### TASK DESCRIPTION
In the listing below, locate the lines that hold the string "triangle". Copy those lines.

==== DATASET

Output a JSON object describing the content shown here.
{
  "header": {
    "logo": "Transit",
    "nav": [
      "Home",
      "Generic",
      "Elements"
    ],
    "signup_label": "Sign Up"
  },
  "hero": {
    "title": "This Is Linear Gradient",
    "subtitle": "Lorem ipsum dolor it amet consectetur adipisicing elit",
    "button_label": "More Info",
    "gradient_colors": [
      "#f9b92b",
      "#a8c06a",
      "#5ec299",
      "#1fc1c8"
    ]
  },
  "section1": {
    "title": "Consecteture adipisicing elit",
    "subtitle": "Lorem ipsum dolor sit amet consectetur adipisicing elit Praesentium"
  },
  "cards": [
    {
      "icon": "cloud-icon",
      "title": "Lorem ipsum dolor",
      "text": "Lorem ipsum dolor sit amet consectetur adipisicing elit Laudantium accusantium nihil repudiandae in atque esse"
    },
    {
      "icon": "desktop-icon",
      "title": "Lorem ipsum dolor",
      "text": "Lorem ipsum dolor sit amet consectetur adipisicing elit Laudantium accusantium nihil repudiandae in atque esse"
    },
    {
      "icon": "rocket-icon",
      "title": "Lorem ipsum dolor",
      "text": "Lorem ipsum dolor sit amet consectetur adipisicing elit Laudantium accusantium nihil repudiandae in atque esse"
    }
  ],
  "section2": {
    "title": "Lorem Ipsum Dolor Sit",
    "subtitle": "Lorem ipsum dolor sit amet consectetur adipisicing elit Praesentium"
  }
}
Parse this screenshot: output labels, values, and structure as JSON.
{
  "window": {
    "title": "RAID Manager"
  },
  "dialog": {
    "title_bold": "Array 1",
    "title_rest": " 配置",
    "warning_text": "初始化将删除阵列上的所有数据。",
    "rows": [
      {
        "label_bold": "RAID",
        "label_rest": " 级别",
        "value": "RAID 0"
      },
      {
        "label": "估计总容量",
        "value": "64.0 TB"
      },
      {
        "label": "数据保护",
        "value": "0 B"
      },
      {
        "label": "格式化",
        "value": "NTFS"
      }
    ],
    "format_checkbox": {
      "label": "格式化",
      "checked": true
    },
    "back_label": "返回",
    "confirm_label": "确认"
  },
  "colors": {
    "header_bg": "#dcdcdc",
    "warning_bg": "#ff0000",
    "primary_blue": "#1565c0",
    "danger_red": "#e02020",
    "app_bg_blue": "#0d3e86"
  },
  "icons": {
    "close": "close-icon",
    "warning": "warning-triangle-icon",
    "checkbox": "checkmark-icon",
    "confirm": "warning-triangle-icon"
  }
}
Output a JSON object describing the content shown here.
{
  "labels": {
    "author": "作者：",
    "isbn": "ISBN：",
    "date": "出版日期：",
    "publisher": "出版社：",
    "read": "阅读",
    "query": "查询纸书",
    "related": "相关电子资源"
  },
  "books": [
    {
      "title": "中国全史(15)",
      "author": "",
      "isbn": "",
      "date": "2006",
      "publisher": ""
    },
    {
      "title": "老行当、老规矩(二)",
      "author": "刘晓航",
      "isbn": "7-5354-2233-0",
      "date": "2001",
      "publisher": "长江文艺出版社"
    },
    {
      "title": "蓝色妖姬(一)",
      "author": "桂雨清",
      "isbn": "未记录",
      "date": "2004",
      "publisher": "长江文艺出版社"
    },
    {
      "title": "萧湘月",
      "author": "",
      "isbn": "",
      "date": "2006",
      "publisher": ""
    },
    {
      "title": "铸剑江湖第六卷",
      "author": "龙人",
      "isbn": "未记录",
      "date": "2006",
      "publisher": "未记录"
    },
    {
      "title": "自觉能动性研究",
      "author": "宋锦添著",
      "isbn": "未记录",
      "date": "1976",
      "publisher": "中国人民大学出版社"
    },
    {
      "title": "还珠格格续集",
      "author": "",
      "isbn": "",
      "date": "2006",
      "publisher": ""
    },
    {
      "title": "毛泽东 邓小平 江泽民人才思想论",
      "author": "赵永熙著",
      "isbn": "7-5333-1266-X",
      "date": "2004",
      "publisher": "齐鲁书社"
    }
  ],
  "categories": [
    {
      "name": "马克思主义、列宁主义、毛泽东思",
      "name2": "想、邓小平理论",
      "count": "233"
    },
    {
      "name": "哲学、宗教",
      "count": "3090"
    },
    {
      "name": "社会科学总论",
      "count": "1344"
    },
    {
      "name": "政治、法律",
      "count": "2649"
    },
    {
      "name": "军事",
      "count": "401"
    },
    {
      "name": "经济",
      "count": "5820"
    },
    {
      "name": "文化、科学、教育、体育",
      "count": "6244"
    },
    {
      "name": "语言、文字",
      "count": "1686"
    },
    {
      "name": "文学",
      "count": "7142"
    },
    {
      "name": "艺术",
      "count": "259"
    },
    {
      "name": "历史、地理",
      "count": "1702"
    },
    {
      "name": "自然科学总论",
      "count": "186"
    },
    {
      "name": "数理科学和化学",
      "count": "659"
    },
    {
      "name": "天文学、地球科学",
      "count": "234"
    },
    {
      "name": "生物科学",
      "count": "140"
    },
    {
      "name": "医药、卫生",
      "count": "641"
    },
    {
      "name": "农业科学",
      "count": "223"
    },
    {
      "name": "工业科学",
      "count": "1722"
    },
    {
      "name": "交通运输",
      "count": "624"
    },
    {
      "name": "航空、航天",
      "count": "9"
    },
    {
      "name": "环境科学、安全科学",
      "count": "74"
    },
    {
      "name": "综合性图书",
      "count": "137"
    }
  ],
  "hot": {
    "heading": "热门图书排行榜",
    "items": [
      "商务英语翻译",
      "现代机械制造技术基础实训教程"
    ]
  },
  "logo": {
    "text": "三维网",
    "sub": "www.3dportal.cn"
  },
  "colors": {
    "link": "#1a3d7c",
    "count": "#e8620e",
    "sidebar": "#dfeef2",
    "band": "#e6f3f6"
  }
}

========

### YOUR SOLUTION
    "warning": "warning-triangle-icon",
    "confirm": "warning-triangle-icon"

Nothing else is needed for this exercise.